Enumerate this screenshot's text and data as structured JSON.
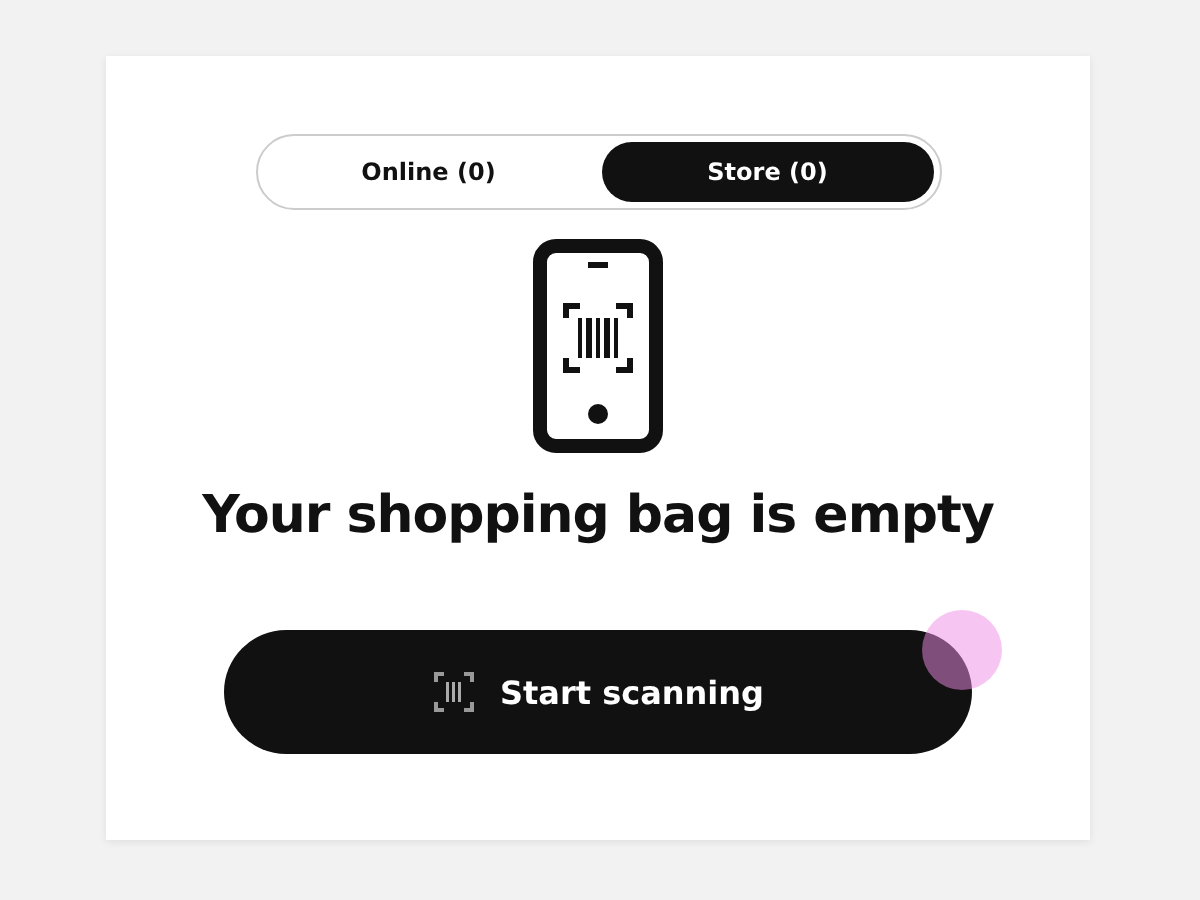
{
  "tabs": [
    {
      "label": "Online (0)",
      "selected": false
    },
    {
      "label": "Store (0)",
      "selected": true
    }
  ],
  "empty_state": {
    "title": "Your shopping bag is empty"
  },
  "button": {
    "label": "Start scanning"
  }
}
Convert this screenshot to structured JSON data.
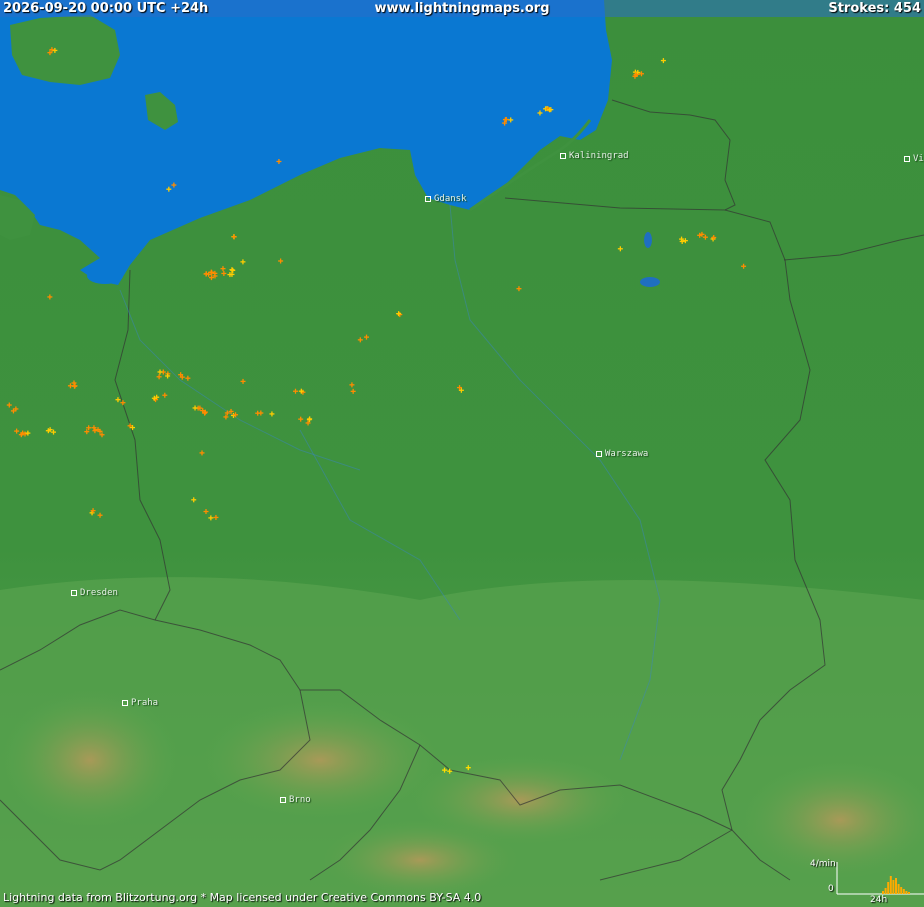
{
  "header": {
    "timestamp": "2026-09-20 00:00 UTC +24h",
    "site": "www.lightningmaps.org",
    "strokes_label": "Strokes: 454"
  },
  "cities": [
    {
      "name": "Gdansk"
    },
    {
      "name": "Kaliningrad"
    },
    {
      "name": "Warszawa"
    },
    {
      "name": "Dresden"
    },
    {
      "name": "Praha"
    },
    {
      "name": "Brno"
    },
    {
      "name": "Vi"
    }
  ],
  "footer": {
    "attribution": "Lightning data from Blitzortung.org  *  Map licensed under Creative Commons BY-SA 4.0"
  },
  "histogram": {
    "ymax_label": "4/min",
    "ymin_label": "0",
    "xlabel": "24h"
  },
  "colors": {
    "sea": "#0a78d2",
    "land": "#3f923f",
    "highland": "#5aa54e",
    "mountain": "#9a9a55",
    "strike_recent": "#ffdd00",
    "strike_old": "#ff8c00",
    "border": "#333333"
  }
}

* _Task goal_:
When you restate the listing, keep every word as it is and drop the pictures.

* _Answer to this problem_:
Enumerate this screenshot's text and data as structured JSON.
{
  "tabs": [
    {
      "label": "Online (0)",
      "selected": false
    },
    {
      "label": "Store (0)",
      "selected": true
    }
  ],
  "empty_state": {
    "title": "Your shopping bag is empty"
  },
  "button": {
    "label": "Start scanning"
  }
}
Convert this screenshot to structured JSON data.
{
  "header": {
    "timestamp": "2026-09-20 00:00 UTC +24h",
    "site": "www.lightningmaps.org",
    "strokes_label": "Strokes: 454"
  },
  "cities": [
    {
      "name": "Gdansk"
    },
    {
      "name": "Kaliningrad"
    },
    {
      "name": "Warszawa"
    },
    {
      "name": "Dresden"
    },
    {
      "name": "Praha"
    },
    {
      "name": "Brno"
    },
    {
      "name": "Vi"
    }
  ],
  "footer": {
    "attribution": "Lightning data from Blitzortung.org  *  Map licensed under Creative Commons BY-SA 4.0"
  },
  "histogram": {
    "ymax_label": "4/min",
    "ymin_label": "0",
    "xlabel": "24h"
  },
  "colors": {
    "sea": "#0a78d2",
    "land": "#3f923f",
    "highland": "#5aa54e",
    "mountain": "#9a9a55",
    "strike_recent": "#ffdd00",
    "strike_old": "#ff8c00",
    "border": "#333333"
  }
}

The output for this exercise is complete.